(Source records)
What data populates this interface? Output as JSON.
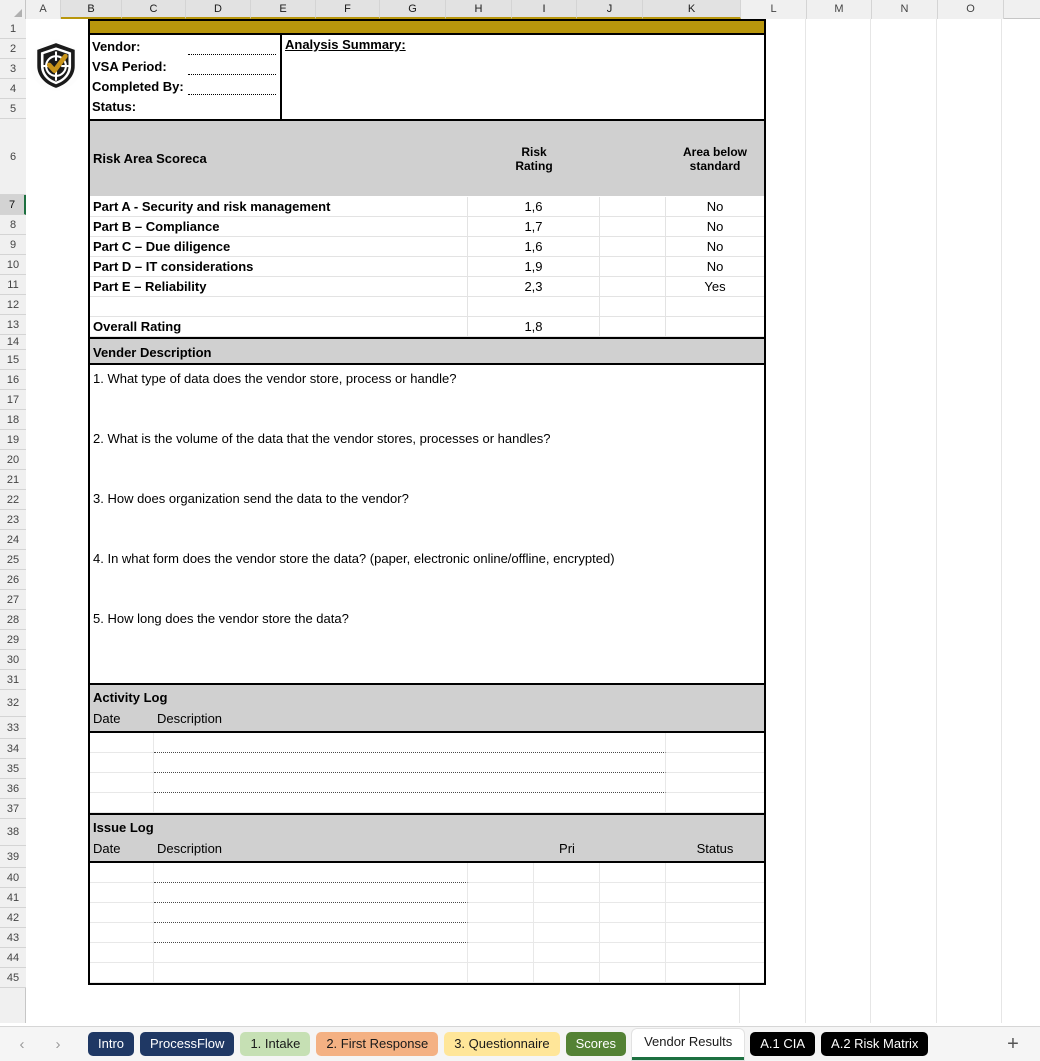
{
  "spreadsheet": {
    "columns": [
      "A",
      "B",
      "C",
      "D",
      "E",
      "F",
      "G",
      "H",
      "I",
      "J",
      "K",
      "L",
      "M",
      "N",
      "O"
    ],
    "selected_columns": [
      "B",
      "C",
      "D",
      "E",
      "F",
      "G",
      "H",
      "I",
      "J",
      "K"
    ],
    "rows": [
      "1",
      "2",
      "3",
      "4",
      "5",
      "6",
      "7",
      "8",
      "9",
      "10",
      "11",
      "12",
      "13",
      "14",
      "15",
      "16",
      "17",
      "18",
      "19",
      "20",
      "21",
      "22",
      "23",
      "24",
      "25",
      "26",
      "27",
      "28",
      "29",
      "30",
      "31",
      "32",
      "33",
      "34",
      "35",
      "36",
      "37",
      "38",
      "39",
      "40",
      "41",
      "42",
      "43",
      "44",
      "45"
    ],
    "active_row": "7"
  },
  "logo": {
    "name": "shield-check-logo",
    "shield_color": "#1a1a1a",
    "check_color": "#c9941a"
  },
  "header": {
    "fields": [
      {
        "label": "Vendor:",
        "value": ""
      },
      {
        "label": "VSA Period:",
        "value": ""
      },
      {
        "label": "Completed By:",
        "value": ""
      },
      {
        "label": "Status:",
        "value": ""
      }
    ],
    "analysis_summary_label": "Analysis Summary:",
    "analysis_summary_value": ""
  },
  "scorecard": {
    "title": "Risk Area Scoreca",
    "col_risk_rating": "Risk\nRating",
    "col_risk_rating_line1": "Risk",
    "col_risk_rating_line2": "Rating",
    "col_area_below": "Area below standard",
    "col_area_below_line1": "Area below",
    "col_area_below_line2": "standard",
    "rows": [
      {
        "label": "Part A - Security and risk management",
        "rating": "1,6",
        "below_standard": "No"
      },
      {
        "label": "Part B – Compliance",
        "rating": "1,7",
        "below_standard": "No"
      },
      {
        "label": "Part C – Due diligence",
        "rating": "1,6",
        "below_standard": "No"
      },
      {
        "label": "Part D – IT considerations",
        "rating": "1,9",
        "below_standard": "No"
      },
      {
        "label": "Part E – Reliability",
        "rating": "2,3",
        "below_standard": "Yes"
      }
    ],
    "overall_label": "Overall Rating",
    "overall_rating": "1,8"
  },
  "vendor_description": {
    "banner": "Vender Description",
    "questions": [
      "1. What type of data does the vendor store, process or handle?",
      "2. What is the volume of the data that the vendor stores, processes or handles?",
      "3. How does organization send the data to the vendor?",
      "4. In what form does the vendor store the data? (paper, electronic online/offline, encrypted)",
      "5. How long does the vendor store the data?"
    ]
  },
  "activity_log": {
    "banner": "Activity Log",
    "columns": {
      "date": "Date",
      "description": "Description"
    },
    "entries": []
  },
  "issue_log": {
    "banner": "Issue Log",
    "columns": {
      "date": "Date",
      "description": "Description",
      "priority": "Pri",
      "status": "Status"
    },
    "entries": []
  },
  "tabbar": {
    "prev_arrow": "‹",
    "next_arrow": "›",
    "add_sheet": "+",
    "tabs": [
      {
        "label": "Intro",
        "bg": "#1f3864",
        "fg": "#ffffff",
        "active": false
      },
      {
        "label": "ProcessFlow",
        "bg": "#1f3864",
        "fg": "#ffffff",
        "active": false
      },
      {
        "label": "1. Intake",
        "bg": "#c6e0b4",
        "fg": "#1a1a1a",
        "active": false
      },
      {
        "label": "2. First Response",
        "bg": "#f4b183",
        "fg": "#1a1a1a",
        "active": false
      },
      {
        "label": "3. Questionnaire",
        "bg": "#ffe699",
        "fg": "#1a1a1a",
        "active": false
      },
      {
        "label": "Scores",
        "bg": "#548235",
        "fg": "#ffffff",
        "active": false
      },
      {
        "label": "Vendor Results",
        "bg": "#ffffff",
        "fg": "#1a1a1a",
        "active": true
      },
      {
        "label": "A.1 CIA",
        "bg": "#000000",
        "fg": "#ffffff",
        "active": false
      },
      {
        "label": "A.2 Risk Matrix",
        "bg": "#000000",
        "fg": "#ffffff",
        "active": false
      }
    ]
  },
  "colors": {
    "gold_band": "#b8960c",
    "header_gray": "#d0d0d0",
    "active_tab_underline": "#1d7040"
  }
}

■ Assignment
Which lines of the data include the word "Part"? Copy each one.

■ Response area
        "label": "Part A - Security and risk management",
        "label": "Part B – Compliance",
        "label": "Part C – Due diligence",
        "label": "Part D – IT considerations",
        "label": "Part E – Reliability",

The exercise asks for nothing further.